On Thursday May 6, 2021, Canada began to accept applications for six new immigration streams for permanent residence. The new program is aimed at landing 90,000 international graduates, health care workers and other essential workers in 2021.
The English-speaking International Graduates stream targets to land 40,000 international graduates in 2021. The quota of 40,000 was filled by applicants within 25 hours of opening on May 6. It is expected that Immigration, Refugees and Citizenship Canada (IRCC) will re-open the stream as it processes and rejects hundreds if not thousands of the applications in the initial review. Given the popularity of the English-speaking International Graduate stream, it is also likely that the quota will be increased in order for IRCC to meet its overall 2021 immigration target level.
Provincial Immigration Programs
Canadian provinces do not have the ability to give out permanent residency status, but they can help an application along by issuing provincial nominations to candidates who have registered a profile in the federal Express Entry immigration system.
The Provincial Nominee Programs (PNPs) enable Canadian provinces to offer international students pathways to permanent residence where such candidates’ qualifications meet their labour market needs.
Provincial nominations involve a two-step process. First, candidates apply for a provincial nomination from the province. Then, if you get the nomination you use it to support your application to the federal government for Canadian permanent residence.
Applying for a provincial nomination is not the same as applying for Canadian permanent residence. Rather a nomination effectively means the province is guaranteeing that the federal government will issue you an invitation to apply for Canadian permanent residence in one of its Express Entry draws.
A provincial nomination gives the candidate an additional 600 points toward their federal Express Entry Comprehensive Ranking System (CRS) score. The additional 600 CRS points virtually guarantee that the candidate will receive an invitation to apply for Canadian permanent residence in an Express Entry draw.
Atlantic Immigration Pilot
The Atlantic Immigration Pilot was launched in 2017 by the federal government to address labour shortages in the Atlantic provinces of Nova Scotia, New Brunswick, Prince Edward Island and Newfoundland and Labrador. It was initially billed for three years but is now slated to become a permanent program in 2022.

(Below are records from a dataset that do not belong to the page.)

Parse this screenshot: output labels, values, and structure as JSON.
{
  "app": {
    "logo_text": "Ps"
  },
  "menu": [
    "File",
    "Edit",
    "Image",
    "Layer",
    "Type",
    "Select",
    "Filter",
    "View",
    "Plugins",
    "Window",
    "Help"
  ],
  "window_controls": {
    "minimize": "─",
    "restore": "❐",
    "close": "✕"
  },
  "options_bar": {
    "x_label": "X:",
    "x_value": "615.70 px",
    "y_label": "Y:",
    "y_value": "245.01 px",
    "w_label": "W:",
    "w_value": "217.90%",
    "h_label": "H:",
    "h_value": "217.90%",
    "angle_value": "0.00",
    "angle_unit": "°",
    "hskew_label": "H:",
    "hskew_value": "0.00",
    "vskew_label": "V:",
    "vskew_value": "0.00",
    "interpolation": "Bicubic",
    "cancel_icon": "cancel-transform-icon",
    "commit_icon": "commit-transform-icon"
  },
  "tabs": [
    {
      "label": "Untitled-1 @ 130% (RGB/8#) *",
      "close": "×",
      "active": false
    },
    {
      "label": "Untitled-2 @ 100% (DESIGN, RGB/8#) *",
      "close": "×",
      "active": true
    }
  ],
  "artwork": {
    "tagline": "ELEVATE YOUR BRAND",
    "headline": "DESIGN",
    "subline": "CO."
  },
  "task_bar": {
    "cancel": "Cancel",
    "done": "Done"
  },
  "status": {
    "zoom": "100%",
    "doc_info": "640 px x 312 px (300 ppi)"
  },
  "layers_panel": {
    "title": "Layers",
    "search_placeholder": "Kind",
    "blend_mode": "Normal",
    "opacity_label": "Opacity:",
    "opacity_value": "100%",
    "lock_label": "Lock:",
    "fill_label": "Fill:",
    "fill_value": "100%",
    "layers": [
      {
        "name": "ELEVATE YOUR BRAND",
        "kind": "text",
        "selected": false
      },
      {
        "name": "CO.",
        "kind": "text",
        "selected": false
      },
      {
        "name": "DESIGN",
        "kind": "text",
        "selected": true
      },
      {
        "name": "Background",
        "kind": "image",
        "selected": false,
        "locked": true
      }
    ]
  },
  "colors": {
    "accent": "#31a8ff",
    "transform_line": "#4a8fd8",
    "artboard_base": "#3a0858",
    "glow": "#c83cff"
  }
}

International graduates from eligible institutions in Newfoundland and Labrador, Prince Edward Island, Nova Scotia, and New Brunswick may be able to apply for the Atlantic International Graduate Program. This program allows graduates to apply for permanent residence without having any previous work experience.
Quebec Immigration Programs
In general, PEQ requires that candidates have work experience, a job offer, and demonstrate a strong proficiency in French language.